### TASK STATEMENT
Retype each line of the material below word for word; pictures stay out.

******************************

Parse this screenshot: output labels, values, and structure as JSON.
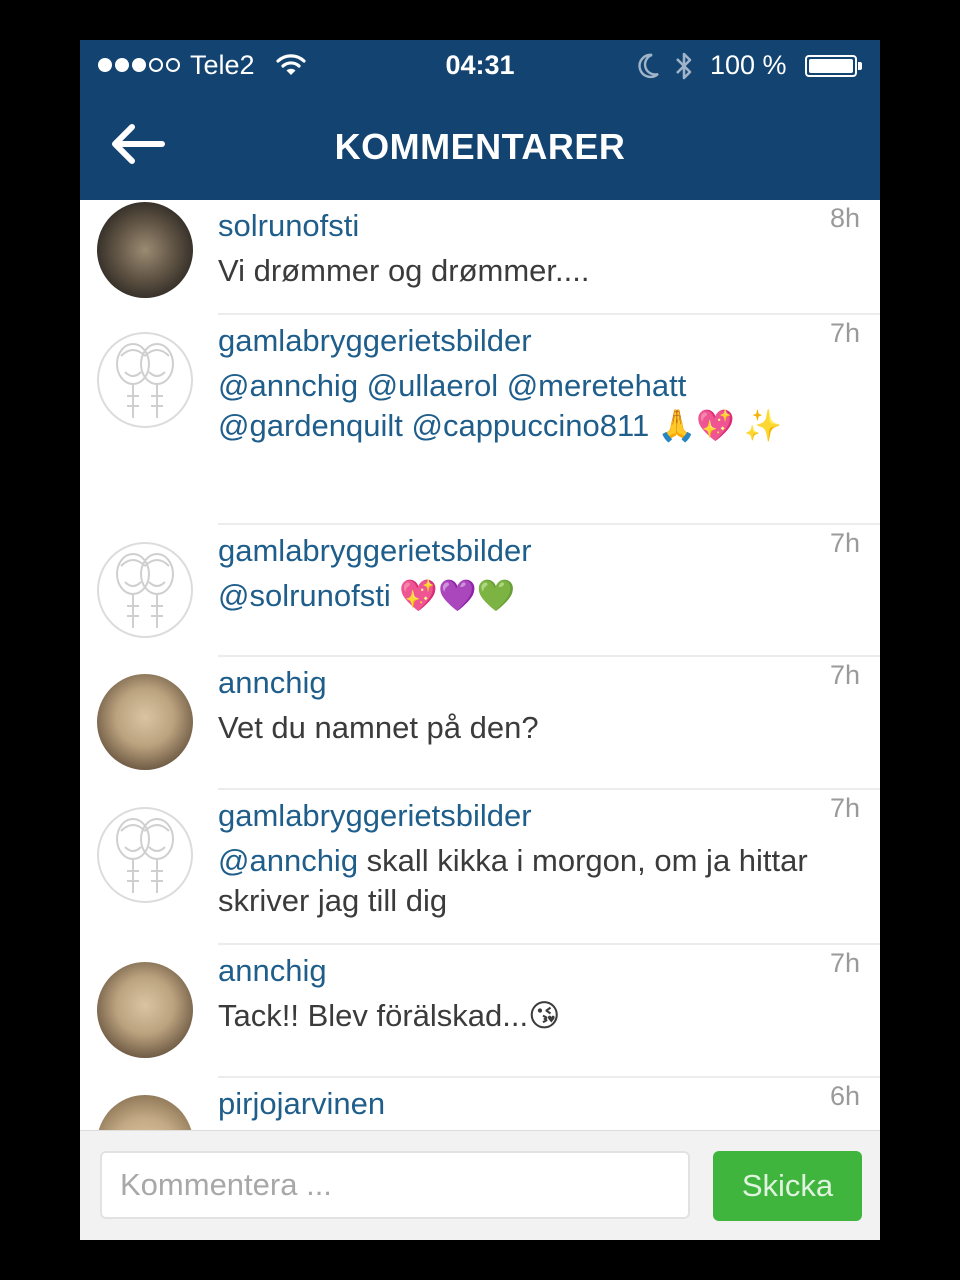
{
  "status_bar": {
    "carrier": "Tele2",
    "time": "04:31",
    "battery": "100 %"
  },
  "header": {
    "title": "KOMMENTARER"
  },
  "comments": [
    {
      "user": "solrunofsti",
      "time": "8h",
      "avatar": "photo-dark",
      "parts": [
        {
          "t": "Vi drømmer og drømmer....",
          "m": false
        }
      ]
    },
    {
      "user": "gamlabryggerietsbilder",
      "time": "7h",
      "avatar": "logo",
      "parts": [
        {
          "t": "@annchig @ullaerol @meretehatt @gardenquilt @cappuccino811 🙏💖 ✨",
          "m": true
        }
      ]
    },
    {
      "user": "gamlabryggerietsbilder",
      "time": "7h",
      "avatar": "logo",
      "parts": [
        {
          "t": "@solrunofsti",
          "m": true
        },
        {
          "t": " 💖💜💚",
          "m": false
        }
      ]
    },
    {
      "user": "annchig",
      "time": "7h",
      "avatar": "photo",
      "parts": [
        {
          "t": "Vet du namnet på den?",
          "m": false
        }
      ]
    },
    {
      "user": "gamlabryggerietsbilder",
      "time": "7h",
      "avatar": "logo",
      "parts": [
        {
          "t": "@annchig",
          "m": true
        },
        {
          "t": " skall kikka i morgon, om ja hittar skriver jag till dig",
          "m": false
        }
      ]
    },
    {
      "user": "annchig",
      "time": "7h",
      "avatar": "photo",
      "parts": [
        {
          "t": "Tack!! Blev förälskad...😘",
          "m": false
        }
      ]
    },
    {
      "user": "pirjojarvinen",
      "time": "6h",
      "avatar": "photo-blond",
      "parts": []
    }
  ],
  "composer": {
    "placeholder": "Kommentera ...",
    "send_label": "Skicka"
  },
  "colors": {
    "header_bg": "#134370",
    "username": "#1f5e8b",
    "send_button": "#3fb53d"
  }
}
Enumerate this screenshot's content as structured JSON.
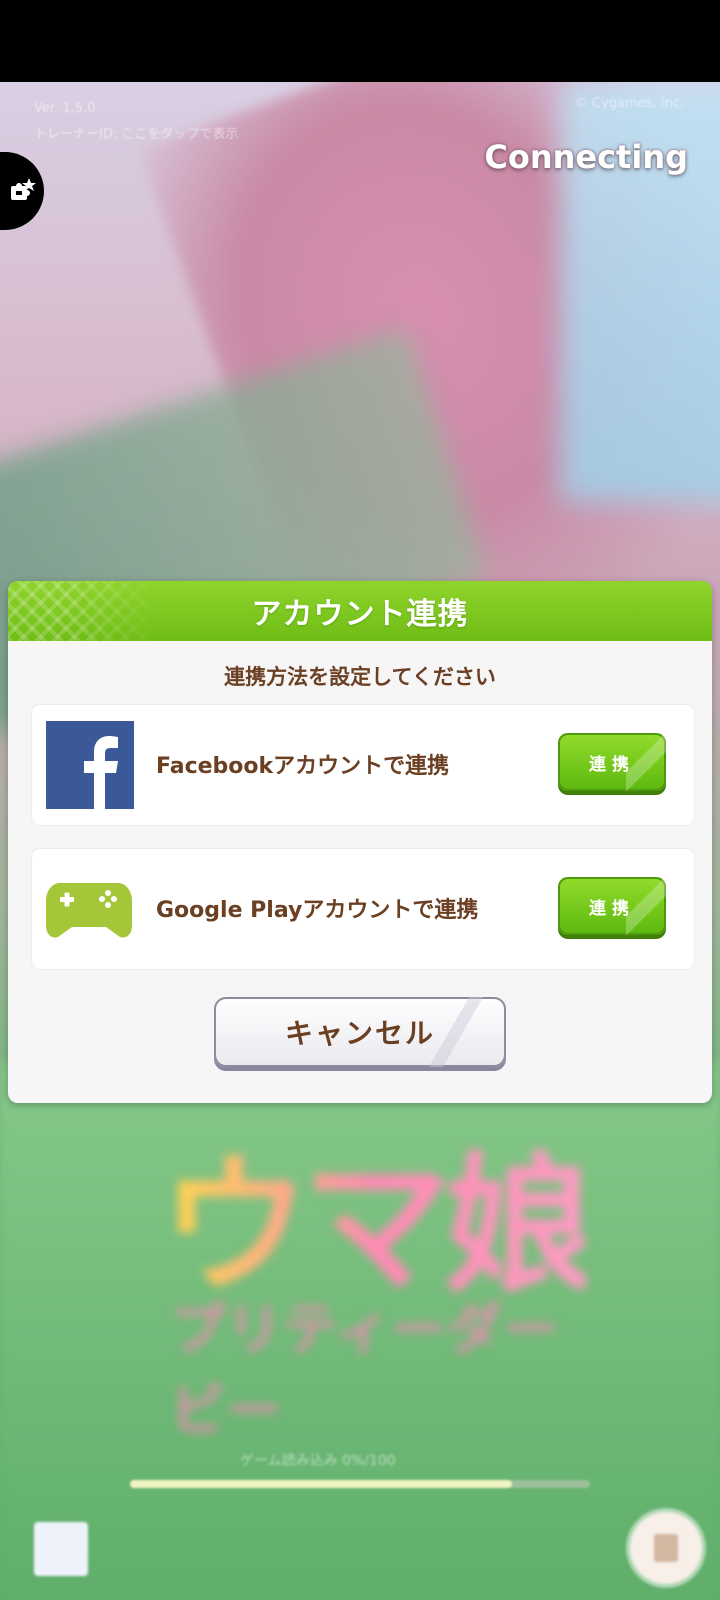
{
  "header": {
    "version": "Ver. 1.5.0",
    "hint": "トレーナーID: ここをタップで表示",
    "copyright": "© Cygames, Inc.",
    "status": "Connecting"
  },
  "dialog": {
    "title": "アカウント連携",
    "subtitle": "連携方法を設定してください",
    "options": [
      {
        "label": "Facebookアカウントで連携",
        "button": "連携",
        "icon": "facebook-icon"
      },
      {
        "label": "Google Playアカウントで連携",
        "button": "連携",
        "icon": "gamepad-icon"
      }
    ],
    "cancel": "キャンセル"
  },
  "logo": {
    "main": "ウマ娘",
    "sub": "プリティーダービー"
  },
  "loading": {
    "text": "ゲーム読み込み 0%/100",
    "progress": 0.83
  },
  "colors": {
    "accent_green": "#6fbd16",
    "text_brown": "#6b3f22",
    "facebook_blue": "#3b5998",
    "gamepad_green": "#a4c639"
  }
}
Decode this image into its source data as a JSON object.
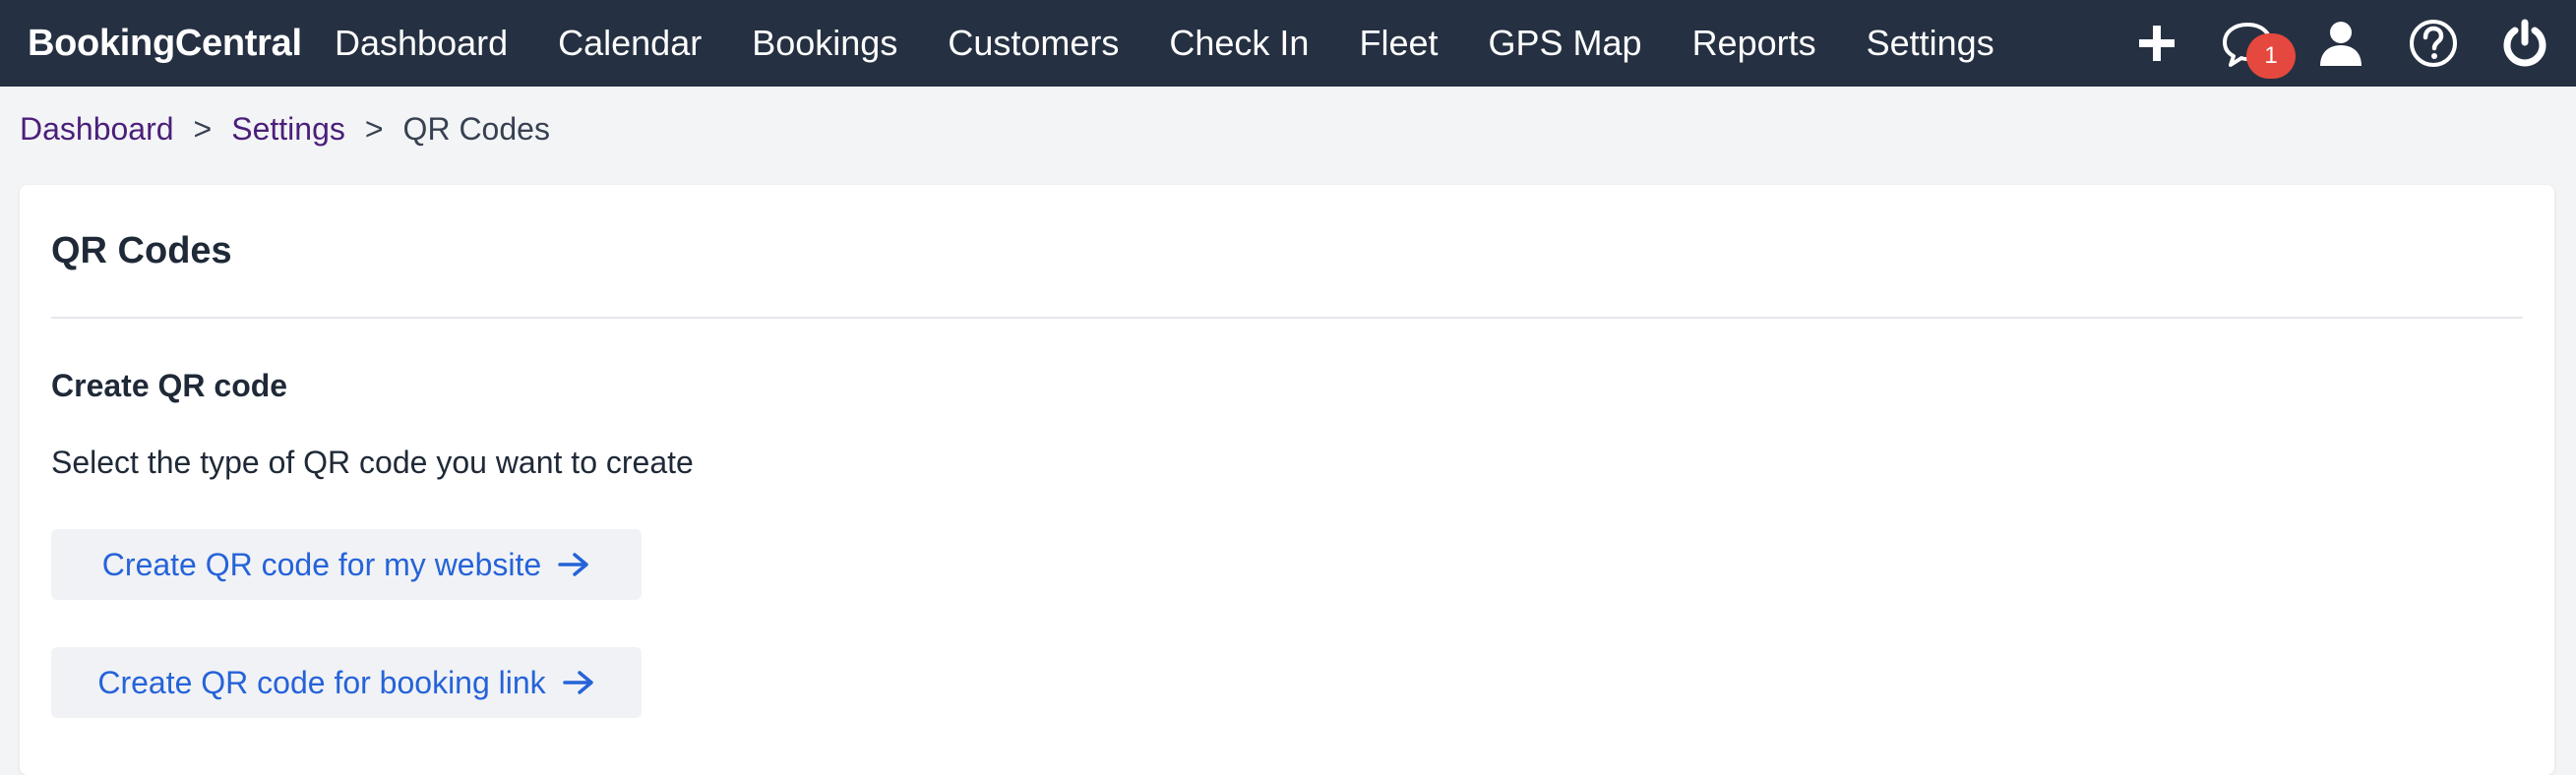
{
  "brand": "BookingCentral",
  "nav": {
    "items": [
      "Dashboard",
      "Calendar",
      "Bookings",
      "Customers",
      "Check In",
      "Fleet",
      "GPS Map",
      "Reports",
      "Settings"
    ],
    "icons": [
      "plus-icon",
      "chat-icon",
      "user-icon",
      "help-icon",
      "power-icon"
    ],
    "notification_count": "1"
  },
  "breadcrumb": {
    "items": [
      "Dashboard",
      "Settings"
    ],
    "separator": ">",
    "current": "QR Codes"
  },
  "card": {
    "title": "QR Codes",
    "section_title": "Create QR code",
    "description": "Select the type of QR code you want to create",
    "buttons": {
      "website": "Create QR code for my website",
      "booking": "Create QR code for booking link"
    }
  },
  "colors": {
    "navbar": "#253042",
    "link": "#4b1f7a",
    "button_text": "#2563d9",
    "badge": "#e5483e"
  }
}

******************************

### ANSWER AREA
Parse this screenshot: output labels, values, and structure as JSON.
{
  "status_bar": {
    "carrier": "Tele2",
    "time": "04:31",
    "battery": "100 %"
  },
  "header": {
    "title": "KOMMENTARER"
  },
  "comments": [
    {
      "user": "solrunofsti",
      "time": "8h",
      "avatar": "photo-dark",
      "parts": [
        {
          "t": "Vi drømmer og drømmer....",
          "m": false
        }
      ]
    },
    {
      "user": "gamlabryggerietsbilder",
      "time": "7h",
      "avatar": "logo",
      "parts": [
        {
          "t": "@annchig @ullaerol @meretehatt @gardenquilt @cappuccino811 🙏💖 ✨",
          "m": true
        }
      ]
    },
    {
      "user": "gamlabryggerietsbilder",
      "time": "7h",
      "avatar": "logo",
      "parts": [
        {
          "t": "@solrunofsti",
          "m": true
        },
        {
          "t": " 💖💜💚",
          "m": false
        }
      ]
    },
    {
      "user": "annchig",
      "time": "7h",
      "avatar": "photo",
      "parts": [
        {
          "t": "Vet du namnet på den?",
          "m": false
        }
      ]
    },
    {
      "user": "gamlabryggerietsbilder",
      "time": "7h",
      "avatar": "logo",
      "parts": [
        {
          "t": "@annchig",
          "m": true
        },
        {
          "t": " skall kikka i morgon, om ja hittar skriver jag till dig",
          "m": false
        }
      ]
    },
    {
      "user": "annchig",
      "time": "7h",
      "avatar": "photo",
      "parts": [
        {
          "t": "Tack!! Blev förälskad...😘",
          "m": false
        }
      ]
    },
    {
      "user": "pirjojarvinen",
      "time": "6h",
      "avatar": "photo-blond",
      "parts": []
    }
  ],
  "composer": {
    "placeholder": "Kommentera ...",
    "send_label": "Skicka"
  },
  "colors": {
    "header_bg": "#134370",
    "username": "#1f5e8b",
    "send_button": "#3fb53d"
  }
}
Enumerate this screenshot's content as structured JSON.
{
  "header": {
    "version": "Ver. 1.5.0",
    "hint": "トレーナーID: ここをタップで表示",
    "copyright": "© Cygames, Inc.",
    "status": "Connecting"
  },
  "dialog": {
    "title": "アカウント連携",
    "subtitle": "連携方法を設定してください",
    "options": [
      {
        "label": "Facebookアカウントで連携",
        "button": "連携",
        "icon": "facebook-icon"
      },
      {
        "label": "Google Playアカウントで連携",
        "button": "連携",
        "icon": "gamepad-icon"
      }
    ],
    "cancel": "キャンセル"
  },
  "logo": {
    "main": "ウマ娘",
    "sub": "プリティーダービー"
  },
  "loading": {
    "text": "ゲーム読み込み 0%/100",
    "progress": 0.83
  },
  "colors": {
    "accent_green": "#6fbd16",
    "text_brown": "#6b3f22",
    "facebook_blue": "#3b5998",
    "gamepad_green": "#a4c639"
  }
}
Decode this image into its source data as a JSON object.
{
  "brand": "BookingCentral",
  "nav": {
    "items": [
      "Dashboard",
      "Calendar",
      "Bookings",
      "Customers",
      "Check In",
      "Fleet",
      "GPS Map",
      "Reports",
      "Settings"
    ],
    "icons": [
      "plus-icon",
      "chat-icon",
      "user-icon",
      "help-icon",
      "power-icon"
    ],
    "notification_count": "1"
  },
  "breadcrumb": {
    "items": [
      "Dashboard",
      "Settings"
    ],
    "separator": ">",
    "current": "QR Codes"
  },
  "card": {
    "title": "QR Codes",
    "section_title": "Create QR code",
    "description": "Select the type of QR code you want to create",
    "buttons": {
      "website": "Create QR code for my website",
      "booking": "Create QR code for booking link"
    }
  },
  "colors": {
    "navbar": "#253042",
    "link": "#4b1f7a",
    "button_text": "#2563d9",
    "badge": "#e5483e"
  }
}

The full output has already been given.